→ TASK DESCRIPTION: Exact copy, no pictures: output each line below as it stands.

(Page and application data records)
------------

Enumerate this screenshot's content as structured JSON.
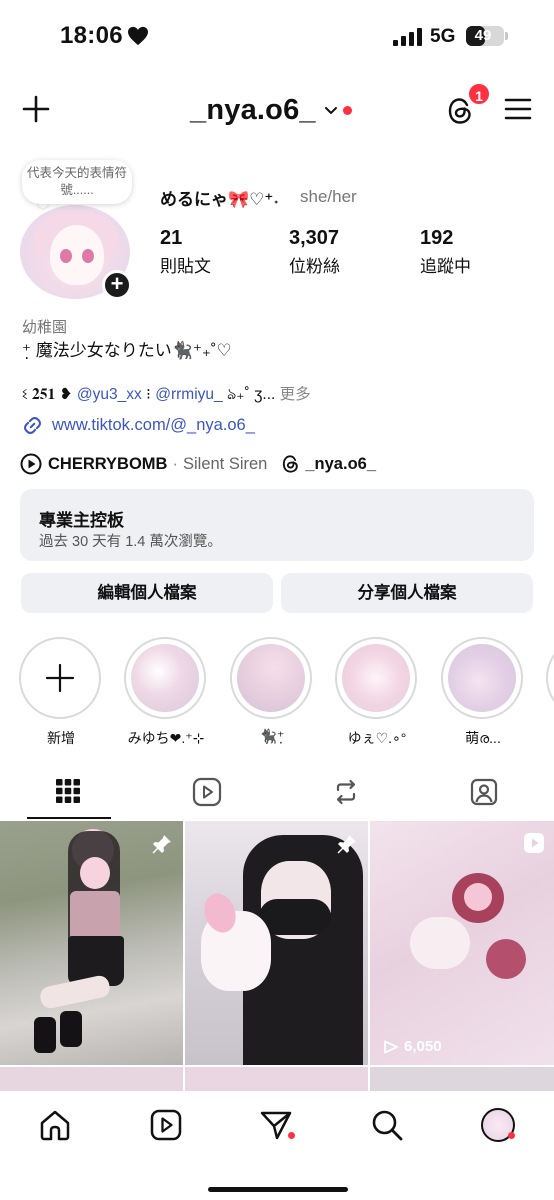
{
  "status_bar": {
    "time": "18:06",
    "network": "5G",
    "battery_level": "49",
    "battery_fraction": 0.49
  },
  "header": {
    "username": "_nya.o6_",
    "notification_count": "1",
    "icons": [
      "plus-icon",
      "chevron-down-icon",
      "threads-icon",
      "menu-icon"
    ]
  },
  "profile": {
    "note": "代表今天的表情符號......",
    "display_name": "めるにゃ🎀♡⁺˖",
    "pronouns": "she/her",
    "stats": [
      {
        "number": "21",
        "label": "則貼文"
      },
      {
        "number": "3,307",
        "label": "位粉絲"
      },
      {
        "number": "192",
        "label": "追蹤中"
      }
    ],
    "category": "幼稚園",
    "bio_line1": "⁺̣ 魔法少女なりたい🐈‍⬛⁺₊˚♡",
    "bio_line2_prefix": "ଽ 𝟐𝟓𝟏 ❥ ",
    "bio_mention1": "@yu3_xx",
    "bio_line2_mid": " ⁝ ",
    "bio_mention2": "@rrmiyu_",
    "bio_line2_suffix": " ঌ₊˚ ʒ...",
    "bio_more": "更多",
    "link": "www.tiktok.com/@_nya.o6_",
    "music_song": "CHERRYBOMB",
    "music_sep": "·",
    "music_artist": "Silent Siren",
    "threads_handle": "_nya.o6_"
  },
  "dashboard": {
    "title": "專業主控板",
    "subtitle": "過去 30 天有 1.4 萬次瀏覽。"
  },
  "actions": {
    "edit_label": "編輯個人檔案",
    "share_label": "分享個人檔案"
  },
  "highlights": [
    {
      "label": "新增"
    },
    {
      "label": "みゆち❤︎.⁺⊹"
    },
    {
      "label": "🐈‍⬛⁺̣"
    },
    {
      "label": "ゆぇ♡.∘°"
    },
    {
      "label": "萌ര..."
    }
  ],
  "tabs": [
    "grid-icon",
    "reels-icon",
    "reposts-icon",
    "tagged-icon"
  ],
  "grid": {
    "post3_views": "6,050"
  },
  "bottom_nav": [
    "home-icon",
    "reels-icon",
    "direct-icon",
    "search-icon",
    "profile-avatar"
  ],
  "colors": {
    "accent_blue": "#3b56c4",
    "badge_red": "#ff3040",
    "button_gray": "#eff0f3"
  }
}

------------

→ SOLVED EXERCISE:
Enumerate this screenshot's content as structured JSON.
{
  "status_bar": {
    "time": "18:06",
    "network": "5G",
    "battery_level": "49",
    "battery_fraction": 0.49
  },
  "header": {
    "username": "_nya.o6_",
    "notification_count": "1",
    "icons": [
      "plus-icon",
      "chevron-down-icon",
      "threads-icon",
      "menu-icon"
    ]
  },
  "profile": {
    "note": "代表今天的表情符號......",
    "display_name": "めるにゃ🎀♡⁺˖",
    "pronouns": "she/her",
    "stats": [
      {
        "number": "21",
        "label": "則貼文"
      },
      {
        "number": "3,307",
        "label": "位粉絲"
      },
      {
        "number": "192",
        "label": "追蹤中"
      }
    ],
    "category": "幼稚園",
    "bio_line1": "⁺̣ 魔法少女なりたい🐈‍⬛⁺₊˚♡",
    "bio_line2_prefix": "ଽ 𝟐𝟓𝟏 ❥ ",
    "bio_mention1": "@yu3_xx",
    "bio_line2_mid": " ⁝ ",
    "bio_mention2": "@rrmiyu_",
    "bio_line2_suffix": " ঌ₊˚ ʒ...",
    "bio_more": "更多",
    "link": "www.tiktok.com/@_nya.o6_",
    "music_song": "CHERRYBOMB",
    "music_sep": "·",
    "music_artist": "Silent Siren",
    "threads_handle": "_nya.o6_"
  },
  "dashboard": {
    "title": "專業主控板",
    "subtitle": "過去 30 天有 1.4 萬次瀏覽。"
  },
  "actions": {
    "edit_label": "編輯個人檔案",
    "share_label": "分享個人檔案"
  },
  "highlights": [
    {
      "label": "新增"
    },
    {
      "label": "みゆち❤︎.⁺⊹"
    },
    {
      "label": "🐈‍⬛⁺̣"
    },
    {
      "label": "ゆぇ♡.∘°"
    },
    {
      "label": "萌ര..."
    }
  ],
  "tabs": [
    "grid-icon",
    "reels-icon",
    "reposts-icon",
    "tagged-icon"
  ],
  "grid": {
    "post3_views": "6,050"
  },
  "bottom_nav": [
    "home-icon",
    "reels-icon",
    "direct-icon",
    "search-icon",
    "profile-avatar"
  ],
  "colors": {
    "accent_blue": "#3b56c4",
    "badge_red": "#ff3040",
    "button_gray": "#eff0f3"
  }
}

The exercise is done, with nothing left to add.